→ WHAT TO DO:
All of the data must be returned word for word.

Stored items:
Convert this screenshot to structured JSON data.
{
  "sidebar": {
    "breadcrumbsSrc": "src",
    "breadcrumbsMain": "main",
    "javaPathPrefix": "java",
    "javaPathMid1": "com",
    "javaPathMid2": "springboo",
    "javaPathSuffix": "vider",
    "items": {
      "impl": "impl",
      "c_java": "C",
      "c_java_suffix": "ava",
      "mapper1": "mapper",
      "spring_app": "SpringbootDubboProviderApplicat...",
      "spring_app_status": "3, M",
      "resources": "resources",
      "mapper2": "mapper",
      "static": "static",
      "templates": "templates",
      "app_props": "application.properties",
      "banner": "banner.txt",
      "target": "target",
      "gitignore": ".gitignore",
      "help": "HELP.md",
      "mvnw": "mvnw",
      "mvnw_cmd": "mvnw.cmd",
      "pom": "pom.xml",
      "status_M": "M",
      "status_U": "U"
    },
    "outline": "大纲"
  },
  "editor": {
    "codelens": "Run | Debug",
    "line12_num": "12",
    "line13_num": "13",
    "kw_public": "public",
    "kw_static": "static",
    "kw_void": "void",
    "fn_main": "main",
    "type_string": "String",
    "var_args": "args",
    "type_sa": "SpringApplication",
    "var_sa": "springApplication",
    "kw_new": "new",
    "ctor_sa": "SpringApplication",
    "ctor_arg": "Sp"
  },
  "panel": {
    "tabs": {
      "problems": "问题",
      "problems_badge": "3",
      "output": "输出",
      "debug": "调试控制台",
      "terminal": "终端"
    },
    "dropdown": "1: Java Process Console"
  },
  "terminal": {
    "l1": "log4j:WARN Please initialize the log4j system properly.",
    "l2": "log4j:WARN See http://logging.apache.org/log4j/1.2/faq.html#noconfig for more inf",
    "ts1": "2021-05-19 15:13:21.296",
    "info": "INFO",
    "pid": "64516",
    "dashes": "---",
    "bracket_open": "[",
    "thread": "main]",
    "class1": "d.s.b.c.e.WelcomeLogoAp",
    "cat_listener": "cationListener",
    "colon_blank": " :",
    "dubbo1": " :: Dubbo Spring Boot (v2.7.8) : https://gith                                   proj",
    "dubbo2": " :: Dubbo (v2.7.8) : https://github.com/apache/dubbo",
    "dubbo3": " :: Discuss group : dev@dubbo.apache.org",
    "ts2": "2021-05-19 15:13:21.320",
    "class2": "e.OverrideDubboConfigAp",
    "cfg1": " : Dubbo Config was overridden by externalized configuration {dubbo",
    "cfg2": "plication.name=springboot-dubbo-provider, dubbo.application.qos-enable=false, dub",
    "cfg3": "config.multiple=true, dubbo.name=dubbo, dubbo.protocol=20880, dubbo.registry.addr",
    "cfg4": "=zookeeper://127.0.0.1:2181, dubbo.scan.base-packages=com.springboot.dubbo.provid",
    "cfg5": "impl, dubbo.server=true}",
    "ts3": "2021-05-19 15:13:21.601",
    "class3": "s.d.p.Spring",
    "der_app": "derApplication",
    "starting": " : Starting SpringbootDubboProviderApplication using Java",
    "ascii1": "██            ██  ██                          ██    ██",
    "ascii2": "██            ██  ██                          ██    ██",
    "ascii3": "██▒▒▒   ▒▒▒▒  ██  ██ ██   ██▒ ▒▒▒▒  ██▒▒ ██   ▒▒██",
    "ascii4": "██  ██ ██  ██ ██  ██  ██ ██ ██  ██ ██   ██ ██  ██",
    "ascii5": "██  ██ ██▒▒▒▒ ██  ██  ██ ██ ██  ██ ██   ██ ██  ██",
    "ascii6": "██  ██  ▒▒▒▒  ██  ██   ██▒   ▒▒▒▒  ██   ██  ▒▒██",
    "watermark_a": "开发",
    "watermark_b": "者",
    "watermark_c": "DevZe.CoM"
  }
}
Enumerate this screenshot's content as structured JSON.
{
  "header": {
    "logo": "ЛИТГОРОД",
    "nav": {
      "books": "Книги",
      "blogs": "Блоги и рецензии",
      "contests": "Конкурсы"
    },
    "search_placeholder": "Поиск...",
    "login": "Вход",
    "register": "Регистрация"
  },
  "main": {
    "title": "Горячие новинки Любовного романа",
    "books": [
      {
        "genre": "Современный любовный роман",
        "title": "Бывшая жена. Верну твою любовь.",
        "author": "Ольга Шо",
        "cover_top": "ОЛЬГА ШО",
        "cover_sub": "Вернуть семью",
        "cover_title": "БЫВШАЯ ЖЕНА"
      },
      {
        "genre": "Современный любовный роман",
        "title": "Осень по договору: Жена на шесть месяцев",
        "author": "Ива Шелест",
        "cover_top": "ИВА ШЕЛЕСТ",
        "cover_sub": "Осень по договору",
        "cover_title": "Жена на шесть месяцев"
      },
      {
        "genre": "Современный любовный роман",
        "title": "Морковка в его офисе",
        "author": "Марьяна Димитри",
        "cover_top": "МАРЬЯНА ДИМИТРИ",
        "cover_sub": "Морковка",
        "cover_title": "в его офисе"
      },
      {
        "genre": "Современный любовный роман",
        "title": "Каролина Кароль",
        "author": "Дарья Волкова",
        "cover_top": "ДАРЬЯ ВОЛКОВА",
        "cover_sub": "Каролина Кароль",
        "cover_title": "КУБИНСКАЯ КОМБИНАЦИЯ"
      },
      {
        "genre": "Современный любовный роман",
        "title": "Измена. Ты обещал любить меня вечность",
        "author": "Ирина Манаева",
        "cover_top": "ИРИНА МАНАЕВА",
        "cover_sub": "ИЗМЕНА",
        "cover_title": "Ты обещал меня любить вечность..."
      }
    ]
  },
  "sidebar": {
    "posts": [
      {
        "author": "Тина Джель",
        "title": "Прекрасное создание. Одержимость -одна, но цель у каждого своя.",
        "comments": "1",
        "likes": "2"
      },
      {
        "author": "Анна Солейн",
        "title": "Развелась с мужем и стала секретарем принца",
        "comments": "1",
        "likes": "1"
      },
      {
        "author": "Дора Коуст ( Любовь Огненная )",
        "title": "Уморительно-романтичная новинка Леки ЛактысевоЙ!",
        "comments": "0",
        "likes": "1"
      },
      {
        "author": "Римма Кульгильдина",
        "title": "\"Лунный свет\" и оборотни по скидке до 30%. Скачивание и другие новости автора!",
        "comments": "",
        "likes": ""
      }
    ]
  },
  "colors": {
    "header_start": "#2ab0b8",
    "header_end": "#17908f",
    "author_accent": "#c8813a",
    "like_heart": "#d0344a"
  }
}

→ ANSWER BELOW:
Convert this screenshot to structured JSON data.
{
  "sidebar": {
    "breadcrumbsSrc": "src",
    "breadcrumbsMain": "main",
    "javaPathPrefix": "java",
    "javaPathMid1": "com",
    "javaPathMid2": "springboo",
    "javaPathSuffix": "vider",
    "items": {
      "impl": "impl",
      "c_java": "C",
      "c_java_suffix": "ava",
      "mapper1": "mapper",
      "spring_app": "SpringbootDubboProviderApplicat...",
      "spring_app_status": "3, M",
      "resources": "resources",
      "mapper2": "mapper",
      "static": "static",
      "templates": "templates",
      "app_props": "application.properties",
      "banner": "banner.txt",
      "target": "target",
      "gitignore": ".gitignore",
      "help": "HELP.md",
      "mvnw": "mvnw",
      "mvnw_cmd": "mvnw.cmd",
      "pom": "pom.xml",
      "status_M": "M",
      "status_U": "U"
    },
    "outline": "大纲"
  },
  "editor": {
    "codelens": "Run | Debug",
    "line12_num": "12",
    "line13_num": "13",
    "kw_public": "public",
    "kw_static": "static",
    "kw_void": "void",
    "fn_main": "main",
    "type_string": "String",
    "var_args": "args",
    "type_sa": "SpringApplication",
    "var_sa": "springApplication",
    "kw_new": "new",
    "ctor_sa": "SpringApplication",
    "ctor_arg": "Sp"
  },
  "panel": {
    "tabs": {
      "problems": "问题",
      "problems_badge": "3",
      "output": "输出",
      "debug": "调试控制台",
      "terminal": "终端"
    },
    "dropdown": "1: Java Process Console"
  },
  "terminal": {
    "l1": "log4j:WARN Please initialize the log4j system properly.",
    "l2": "log4j:WARN See http://logging.apache.org/log4j/1.2/faq.html#noconfig for more inf",
    "ts1": "2021-05-19 15:13:21.296",
    "info": "INFO",
    "pid": "64516",
    "dashes": "---",
    "bracket_open": "[",
    "thread": "main]",
    "class1": "d.s.b.c.e.WelcomeLogoAp",
    "cat_listener": "cationListener",
    "colon_blank": " :",
    "dubbo1": " :: Dubbo Spring Boot (v2.7.8) : https://gith                                   proj",
    "dubbo2": " :: Dubbo (v2.7.8) : https://github.com/apache/dubbo",
    "dubbo3": " :: Discuss group : dev@dubbo.apache.org",
    "ts2": "2021-05-19 15:13:21.320",
    "class2": "e.OverrideDubboConfigAp",
    "cfg1": " : Dubbo Config was overridden by externalized configuration {dubbo",
    "cfg2": "plication.name=springboot-dubbo-provider, dubbo.application.qos-enable=false, dub",
    "cfg3": "config.multiple=true, dubbo.name=dubbo, dubbo.protocol=20880, dubbo.registry.addr",
    "cfg4": "=zookeeper://127.0.0.1:2181, dubbo.scan.base-packages=com.springboot.dubbo.provid",
    "cfg5": "impl, dubbo.server=true}",
    "ts3": "2021-05-19 15:13:21.601",
    "class3": "s.d.p.Spring",
    "der_app": "derApplication",
    "starting": " : Starting SpringbootDubboProviderApplication using Java",
    "ascii1": "██            ██  ██                          ██    ██",
    "ascii2": "██            ██  ██                          ██    ██",
    "ascii3": "██▒▒▒   ▒▒▒▒  ██  ██ ██   ██▒ ▒▒▒▒  ██▒▒ ██   ▒▒██",
    "ascii4": "██  ██ ██  ██ ██  ██  ██ ██ ██  ██ ██   ██ ██  ██",
    "ascii5": "██  ██ ██▒▒▒▒ ██  ██  ██ ██ ██  ██ ██   ██ ██  ██",
    "ascii6": "██  ██  ▒▒▒▒  ██  ██   ██▒   ▒▒▒▒  ██   ██  ▒▒██",
    "watermark_a": "开发",
    "watermark_b": "者",
    "watermark_c": "DevZe.CoM"
  }
}
Enumerate this screenshot's content as structured JSON.
{
  "header": {
    "logo": "ЛИТГОРОД",
    "nav": {
      "books": "Книги",
      "blogs": "Блоги и рецензии",
      "contests": "Конкурсы"
    },
    "search_placeholder": "Поиск...",
    "login": "Вход",
    "register": "Регистрация"
  },
  "main": {
    "title": "Горячие новинки Любовного романа",
    "books": [
      {
        "genre": "Современный любовный роман",
        "title": "Бывшая жена. Верну твою любовь.",
        "author": "Ольга Шо",
        "cover_top": "ОЛЬГА ШО",
        "cover_sub": "Вернуть семью",
        "cover_title": "БЫВШАЯ ЖЕНА"
      },
      {
        "genre": "Современный любовный роман",
        "title": "Осень по договору: Жена на шесть месяцев",
        "author": "Ива Шелест",
        "cover_top": "ИВА ШЕЛЕСТ",
        "cover_sub": "Осень по договору",
        "cover_title": "Жена на шесть месяцев"
      },
      {
        "genre": "Современный любовный роман",
        "title": "Морковка в его офисе",
        "author": "Марьяна Димитри",
        "cover_top": "МАРЬЯНА ДИМИТРИ",
        "cover_sub": "Морковка",
        "cover_title": "в его офисе"
      },
      {
        "genre": "Современный любовный роман",
        "title": "Каролина Кароль",
        "author": "Дарья Волкова",
        "cover_top": "ДАРЬЯ ВОЛКОВА",
        "cover_sub": "Каролина Кароль",
        "cover_title": "КУБИНСКАЯ КОМБИНАЦИЯ"
      },
      {
        "genre": "Современный любовный роман",
        "title": "Измена. Ты обещал любить меня вечность",
        "author": "Ирина Манаева",
        "cover_top": "ИРИНА МАНАЕВА",
        "cover_sub": "ИЗМЕНА",
        "cover_title": "Ты обещал меня любить вечность..."
      }
    ]
  },
  "sidebar": {
    "posts": [
      {
        "author": "Тина Джель",
        "title": "Прекрасное создание. Одержимость -одна, но цель у каждого своя.",
        "comments": "1",
        "likes": "2"
      },
      {
        "author": "Анна Солейн",
        "title": "Развелась с мужем и стала секретарем принца",
        "comments": "1",
        "likes": "1"
      },
      {
        "author": "Дора Коуст ( Любовь Огненная )",
        "title": "Уморительно-романтичная новинка Леки ЛактысевоЙ!",
        "comments": "0",
        "likes": "1"
      },
      {
        "author": "Римма Кульгильдина",
        "title": "\"Лунный свет\" и оборотни по скидке до 30%. Скачивание и другие новости автора!",
        "comments": "",
        "likes": ""
      }
    ]
  },
  "colors": {
    "header_start": "#2ab0b8",
    "header_end": "#17908f",
    "author_accent": "#c8813a",
    "like_heart": "#d0344a"
  }
}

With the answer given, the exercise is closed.